Heather moorland is important for hen harriers but it's also an incredibly special place in its own right.
About heather moorland
As a country, we have a big responsibility to look after heather moorland and all the wildlife and biodiversity that depends on it.
That's a lot of diversity! Because when we talk about heather moorland, we're not just talking about one habitat. It's actually a whole patchwork of different types of vegetation – wet heath, dry heath, blanket bog, and more – all mixed together and each with its own characteristic plants and specific management requirements.
In fact the importance of the moorland habitat and its value for wildlife is recognised in the many national and international designations it has received, including Special Protection Areas (SPA), Sites of Special Scientific Interest (SSSI), Areas of Outstanding Natural Beauty (AONBs), Special Areas for Conservation (SAC) and National Parks, to name a few.
Spend a day out in the heather and depending on where you are, you might see a curlew, black grouse, ring ouzel, field vole, merlin, short-eared owl, adder, red grouse, golden plover, a carnivorous sundew plant or meadow pipit. Maybe even a hen harrier!
The benefits of moorland landscapes
It's not just wildlife which benefits from moorland. Most of our rain falls in the uplands and moorlands act as a natural reservoir, slowly releasing it into rivers and streams to supply the water that comes out of our taps.
If the moorland is poorly managed, over-burned, or overgrazed by sheep, it exposes the bare peat. The peat is then easily washed away by rain and gets into the streams, turning the water brown, the colour of stewed tea!
Without the mossy covering to help soak up the rain, this can also increase the likelihood of flooding in towns and valleys downstream. But, if we manage the moorlands well and protect the peat by growing sphagnum mosses, bilberry and heather, then the colour of the water is much improved.
The peat has taken more than 5,000 years to develop. It is made up of dead sphagnum mosses and has locked up thousands of tonnes of carbon. If the peat loses its cover of vegetation, or if it is dried out by over-drainage, the carbon is released into the atmosphere, contributing to global warming and climate change.
By blocking up drainage ditches (also known as grips) and holding on to that precious wetness, we can ensure the continued growth of the mosses that form the peat and protect the bugs and beasties that rely on it, like craneflies and dragonflies. In doing so, not only can we reduce the losses, but active wet bogs can actually soak up additional carbon from the atmosphere, helping buffer both ourselves and wildlife from the effects of a warming climate.

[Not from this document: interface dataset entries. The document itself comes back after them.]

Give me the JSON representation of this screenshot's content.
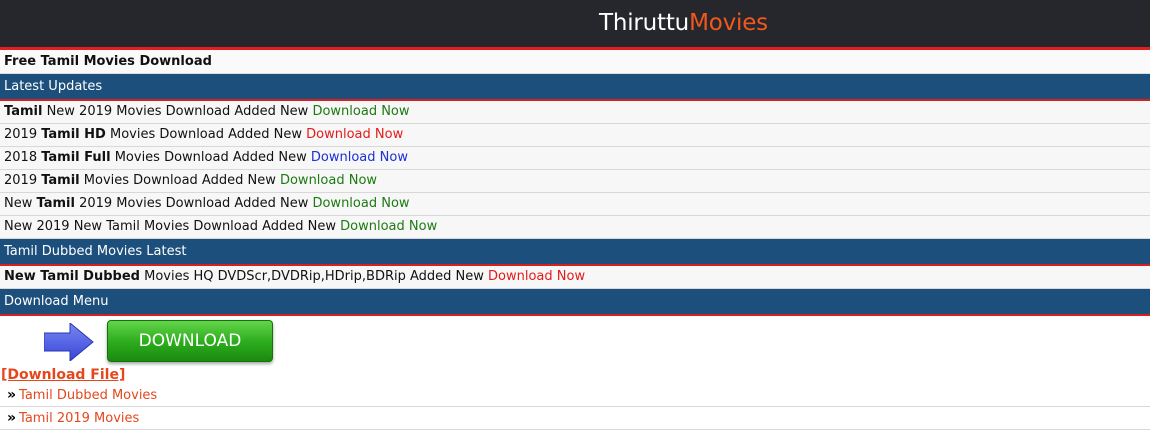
{
  "header": {
    "logo_part1": "Thiruttu",
    "logo_part2": "Movies"
  },
  "intro": "Free Tamil Movies Download",
  "latest": {
    "title": "Latest Updates",
    "rows": [
      {
        "t1": "",
        "b1": "Tamil",
        "t2": " New 2019 Movies Download Added New ",
        "b2": "",
        "t3": "",
        "link": "Download Now",
        "color": "#1c7a12"
      },
      {
        "t1": "2019 ",
        "b1": "Tamil HD",
        "t2": " Movies Download Added New ",
        "b2": "",
        "t3": "",
        "link": "Download Now",
        "color": "#e51b1b"
      },
      {
        "t1": "2018 ",
        "b1": "Tamil Full",
        "t2": " Movies Download Added New ",
        "b2": "",
        "t3": "",
        "link": "Download Now",
        "color": "#1d2fd6"
      },
      {
        "t1": "2019 ",
        "b1": "Tamil",
        "t2": " Movies Download Added New ",
        "b2": "",
        "t3": "",
        "link": "Download Now",
        "color": "#1c7a12"
      },
      {
        "t1": "New ",
        "b1": "Tamil",
        "t2": " 2019 Movies Download Added New ",
        "b2": "",
        "t3": "",
        "link": "Download Now",
        "color": "#1c7a12"
      },
      {
        "t1": "New 2019 New Tamil Movies Download Added New ",
        "b1": "",
        "t2": "",
        "b2": "",
        "t3": "",
        "link": "Download Now",
        "color": "#1c7a12"
      }
    ]
  },
  "dubbed": {
    "title": "Tamil Dubbed Movies Latest",
    "row": {
      "b1": "New Tamil Dubbed",
      "t1": " Movies HQ DVDScr,DVDRip,HDrip,BDRip Added New ",
      "link": "Download Now"
    }
  },
  "download_menu": {
    "title": "Download Menu",
    "button": "DOWNLOAD",
    "file_link": "[Download File]",
    "items": [
      {
        "chev": "»",
        "label": "Tamil Dubbed Movies"
      },
      {
        "chev": "»",
        "label": "Tamil 2019 Movies"
      }
    ]
  },
  "colors": {
    "header_bg": "#26272c",
    "section_bg": "#1d4f7d",
    "accent_red": "#e21f1f",
    "logo_accent": "#f2571b"
  },
  "icons": {
    "arrow": "arrow-right-icon",
    "chevron": "double-chevron-right-icon"
  }
}
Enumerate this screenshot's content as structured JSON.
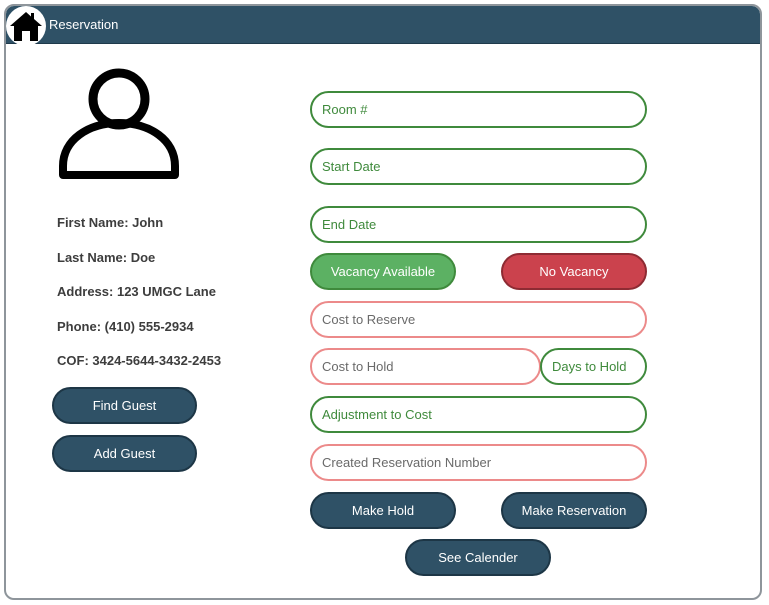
{
  "window": {
    "title": "Reservation",
    "home_icon": "home-icon"
  },
  "guest": {
    "avatar_icon": "user-icon",
    "first_name": "First Name: John",
    "last_name": "Last Name: Doe",
    "address": "Address: 123 UMGC Lane",
    "phone": "Phone: (410) 555-2934",
    "cof": "COF: 3424-5644-3432-2453"
  },
  "guest_actions": {
    "find_guest": "Find Guest",
    "add_guest": "Add Guest"
  },
  "reservation": {
    "room": "Room #",
    "start_date": "Start Date",
    "end_date": "End Date",
    "vacancy_available": "Vacancy Available",
    "no_vacancy": "No Vacancy",
    "cost_to_reserve": "Cost to Reserve",
    "cost_to_hold": "Cost to Hold",
    "days_to_hold": "Days to Hold",
    "adjustment_to_cost": "Adjustment to Cost",
    "created_reservation_number": "Created Reservation Number"
  },
  "actions": {
    "make_hold": "Make Hold",
    "make_reservation": "Make Reservation",
    "see_calender": "See Calender"
  },
  "colors": {
    "titlebar": "#2f5166",
    "button": "#2f5166",
    "green_border": "#3f8a3c",
    "red_border": "#ec8a8a",
    "vacancy_fill": "#5cb163",
    "no_vacancy_fill": "#cb424d"
  }
}
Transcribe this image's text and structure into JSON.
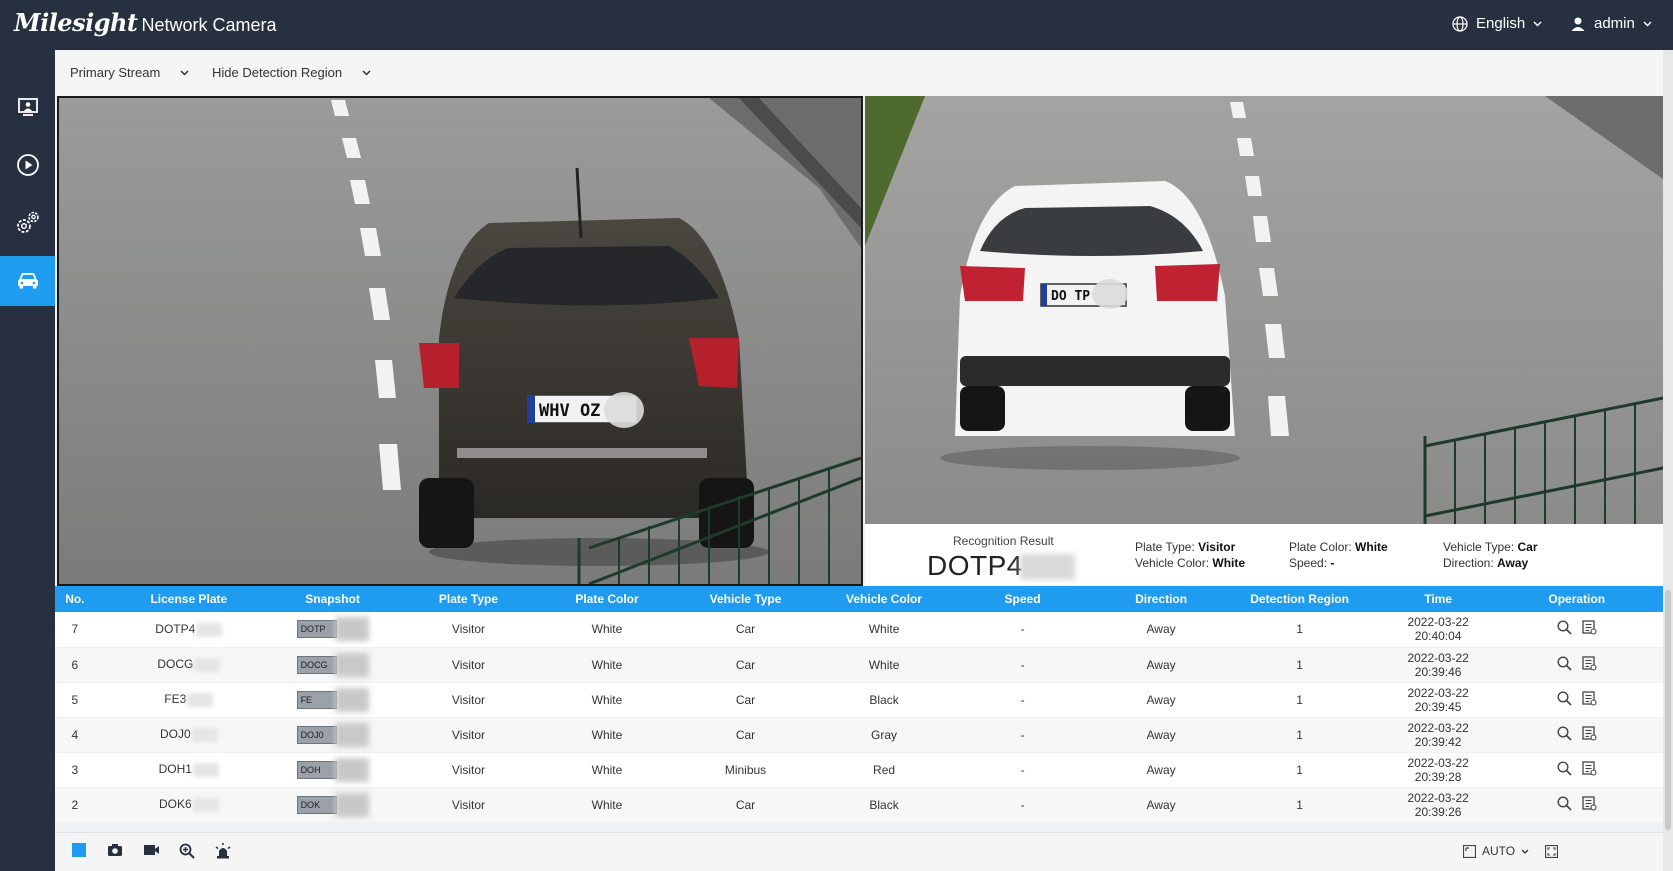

It may look wild and untouched but in reality, the moorland landscape has been managed by people for hundreds of years. Grazing by sheep and cattle through upland hill farming and management for grouse shooting have created and shaped the moors as we know them today.